Wednesday, December 12th, 2007
New Year Resolution?
The 12 tips of Christmas
Canada’s Multiculturalism: A Success Story
Prescription for improvement
1) LET’S GO CANADA – New Year Resolution?
At the recent annual Canadian Bureau for International Education (CBIE) conference held on November 24-28, 2007 in Ottawa, much attention was centred on the results of the internationalization survey conducted in 2006 by the Association of Universities and Colleges of Canada (AUCC). The survey noted steady progress in the proportion of Canadian students undertaking short-term study abroad programs for credit, as well as significant growth in international student recruitment to Canadian universities.
The authors of the report, Tom Tunney, Senior Policy Analyst, International Affairs Branch, and Robert White, Senior Policy Analyst, International Relations Division, AUCC, when asked what policy initiative they would most like to see Canada implement in the coming year, commented:
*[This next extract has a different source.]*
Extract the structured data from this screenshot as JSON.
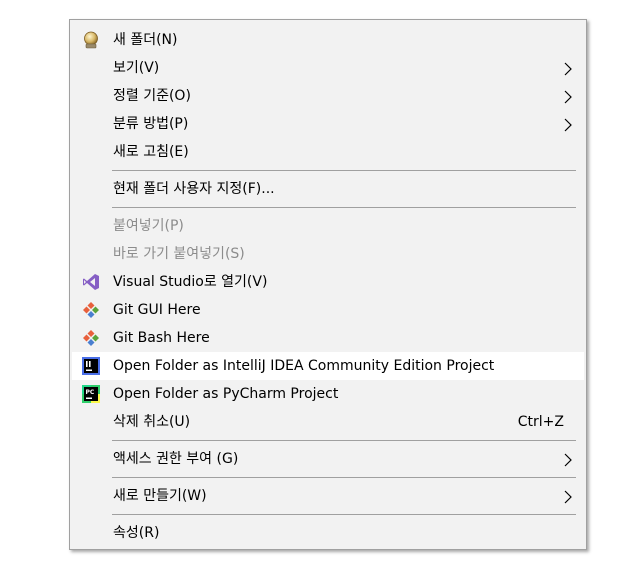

“A policy imperative therefore exists in Canada to support the recruitment of international students, particularly at the graduate level. We believe that this support should come, in part, in the form of a prestigious scholarship program for international graduate students along the lines of successful programs in other countries such as the U.K., with its Chevening scholarships program, Australia (Endeavour), and the U.S. (Fulbright). Such a program would help put Canada on a more equal footing with its main international competitors and would be an effective tool to help market Canadian higher education internationally.”
2) GlOBE TIPPING – The 12 Tips of Christmas
For those of you who are travelling this Christmas, MSNBC’s The 12 tips of Christmas travel, a collection of travel tips, is a must read. The article will surely help your journey be as safe and smooth as possible. From lost luggage to packing problems, there is a tip available, with a host of online guidebooks and web resources too.
Note: Overseas Overwhelmed is taking a break for the holidays. Our next issue is slated to come out January 9, 2008. Happy Holidays from all of us at Higher-Edge!
3) Abroad Perspective – Canada’s Multiculturalism: A Success Story
Over the years, Canada’s willingness to embrace and welcome new cultures has resulted in a rich multicultural, multilingual and multi-talented mix of people from across the globe.
The latest census figures released this month by Statistics Canada show that 19.8 per cent of the population in 2006 was foreignborn,thehighestproportionsince1931. Bycontrast,the entire Canadian population grew only 3.3 per cent in the same period.
Almost two-thirds of the nation’s foreign born population resided in Canada’s three biggest cities: Toronto, Vancouver and Montreal. The highest percentage of newcomers to Canada were from China (14 per cent), followed by India (11.6), the Philippines (7) and Pakistan (5.2). For the first time, the proportion of foreign-born immigrants from Asian and Middle Eastern countries (41 per cent) outstripped those of European heritage.
As indicated by the Honourable Diane Finley, Minister of Citizenship and Immigration Canada, during a recent visit to India, some 150,000 international students are getting Canadian work experience, learning languages, and adapting to the Canadian way of life. In a speech at a lunch reception, the Minister stated that Canada would like to provide international students who gain Canadian degrees and work experience an opportunity to permanently settle in Canada.
4) OVER THE COUNTER – Prescription for improvement
In a recent presentation to the Finance Committee of Canada’s House of Commons, Ms. Claire Morris, President of the Association of Universities and Colleges of Canada (AUCC) urged the Federal government to provide funding for Canadian universities. “Canada must attract more domestic students into graduateprogramsandattractmoretopinternationalgraduate students to fuel Canada’s pipeline of highly qualified personnel and strengthen economic and diplomatic ties abroad.” urged Ms. Morris
Ms. Morris outlined three key areas which required government funding and support -Increasing the number of graduate students inCanada;providingfundingatinternationallycompetitivelevelsfor the institutional costs of supporting research excellence; and investing in needs-based, non-repayable assistance, particularly for students from underrepresented groups.